A site marker on the sidewalk off Main Street in Fairfax City, Va., marks the birthplace of the Confederate battle flag. (Evelyn Hockstein/For The Washington Post)

The Confederate battle flag, a controversial symbol that was condemned this week by much of the political spectrum, was born a few miles outside Washington during the first major land battle of the Civil War.

A simple roadside marker in Fairfax City describes how “amid the smoke of combat” during the First Battle of Manassas in 1861, Confederate soldiers had trouble distinguishing which troops were carrying the American flag and which were hoisting what was then the flag of the rebellious Southern states.

That’s because the first Confederate flag resembled Betsy Ross’s Colonial-era flag, with red and white stripes aligned next to a ring of white stars on a blue field.

Near what is now Main and Oak streets in Fairfax City, Confederate Gens. Pierre Gustave Toutant-Beauregard and William L. Cabell approved the design for a new flag: square and red, with diagonally crossed blue bars and stars — the Confederate battle flag.

“There was a lot of confusion” during the early part of the Civil War, said Michael Shumaker, a retired U.S. Navy officer who championed the effort to install the historic marker in 2007. “There was a need to have a flag that was distinctly different.”

The outnumbered Southerners won the First Battle of Manassas, also known as the First Battle of Bull Run, sending a strong signal to stunned Northerners that the civil war would be long and hard.

On Wednesday, as cars and a few pedestrians passed by the marker, several people interviewed by a Washington Post reporter said they never realized that the sign was there.

But once they examined it, they — like much of the nation — had ready opinions about what the flag means in the aftermath of last week’s fatal shootings of nine African Americans inside a historic black church in Charleston, S.C. Authorities say the alleged shooter, Dylann Roof, used the Confederate flag in a racist manifesto posted online before the shooting.

“I don’t like it,” Delia Espinoza, 40, a Mexican immigrant who lives in an apartment complex near the site of the historic meeting. “But, at the same time, this is a free country,” she said in her native Spanish.

Shah Khokker, 21, said he likes the marker’s historic significance but thinks the Confederate flag should no longer be publicly flown. “Who won the war? The U.S. won the war,” Khokker said.

South Carolina Gov. Nikki Haley (R) has moved to end the practice of flying the flag on the statehouse grounds, and Virginia Gov. Terry McAuliffe (D) and Maryland Gov. Larry Hogan (R) have called for removing the symbol from state license plates.

But the issue is complicated, and opinions vary. Jim Webb (D), a former U.S. senator and a potential 2016 presidential candidate, defended the flag’s historic significance Wednesday.
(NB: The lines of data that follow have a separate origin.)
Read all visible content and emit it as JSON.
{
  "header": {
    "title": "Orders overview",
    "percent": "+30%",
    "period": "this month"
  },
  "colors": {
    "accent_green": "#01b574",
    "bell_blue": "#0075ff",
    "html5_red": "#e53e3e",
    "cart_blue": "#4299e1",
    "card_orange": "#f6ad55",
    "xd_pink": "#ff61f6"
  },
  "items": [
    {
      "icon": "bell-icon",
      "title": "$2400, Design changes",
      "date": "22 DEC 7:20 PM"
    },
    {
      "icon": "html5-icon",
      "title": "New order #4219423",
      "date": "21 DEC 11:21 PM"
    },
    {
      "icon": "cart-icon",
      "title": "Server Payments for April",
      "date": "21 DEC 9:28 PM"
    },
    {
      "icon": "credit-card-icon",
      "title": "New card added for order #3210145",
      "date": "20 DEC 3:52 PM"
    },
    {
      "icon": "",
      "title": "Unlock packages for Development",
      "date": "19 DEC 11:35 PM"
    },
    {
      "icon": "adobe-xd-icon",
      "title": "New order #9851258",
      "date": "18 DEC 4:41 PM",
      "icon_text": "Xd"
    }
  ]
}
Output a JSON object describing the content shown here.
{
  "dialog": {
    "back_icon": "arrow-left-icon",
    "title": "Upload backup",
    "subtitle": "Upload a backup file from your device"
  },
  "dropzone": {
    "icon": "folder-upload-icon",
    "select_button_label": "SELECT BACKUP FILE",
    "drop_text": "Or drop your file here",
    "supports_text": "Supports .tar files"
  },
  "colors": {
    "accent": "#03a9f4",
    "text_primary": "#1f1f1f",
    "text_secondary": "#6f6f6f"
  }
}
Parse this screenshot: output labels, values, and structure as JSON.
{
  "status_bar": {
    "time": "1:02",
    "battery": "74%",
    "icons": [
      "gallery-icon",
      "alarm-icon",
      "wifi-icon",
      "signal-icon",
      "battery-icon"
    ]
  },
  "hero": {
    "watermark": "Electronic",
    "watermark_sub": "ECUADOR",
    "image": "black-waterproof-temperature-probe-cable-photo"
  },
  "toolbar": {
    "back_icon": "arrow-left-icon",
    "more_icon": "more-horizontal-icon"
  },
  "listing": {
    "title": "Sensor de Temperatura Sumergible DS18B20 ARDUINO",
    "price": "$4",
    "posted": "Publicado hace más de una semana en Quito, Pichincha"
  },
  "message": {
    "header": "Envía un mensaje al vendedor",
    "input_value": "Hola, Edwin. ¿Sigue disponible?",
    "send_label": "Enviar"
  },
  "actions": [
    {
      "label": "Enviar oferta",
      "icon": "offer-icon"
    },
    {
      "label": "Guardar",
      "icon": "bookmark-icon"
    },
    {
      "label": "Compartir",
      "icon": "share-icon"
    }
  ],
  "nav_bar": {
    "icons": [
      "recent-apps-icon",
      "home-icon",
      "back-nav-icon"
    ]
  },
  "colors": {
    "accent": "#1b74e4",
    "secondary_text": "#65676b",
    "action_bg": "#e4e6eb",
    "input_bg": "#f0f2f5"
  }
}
And on Main Street in Fairfax City, Mike Mpalong, who is African American, applauded the marker and defended the use of the flag.

“I really don’t think they should take it down,” the 20-year-old said, explaining that he was worried about a racial backlash, among other things. “Taking down the flag would just create more stuff, more problems.”

Besides, Mpalong added, “It’s a part of history.”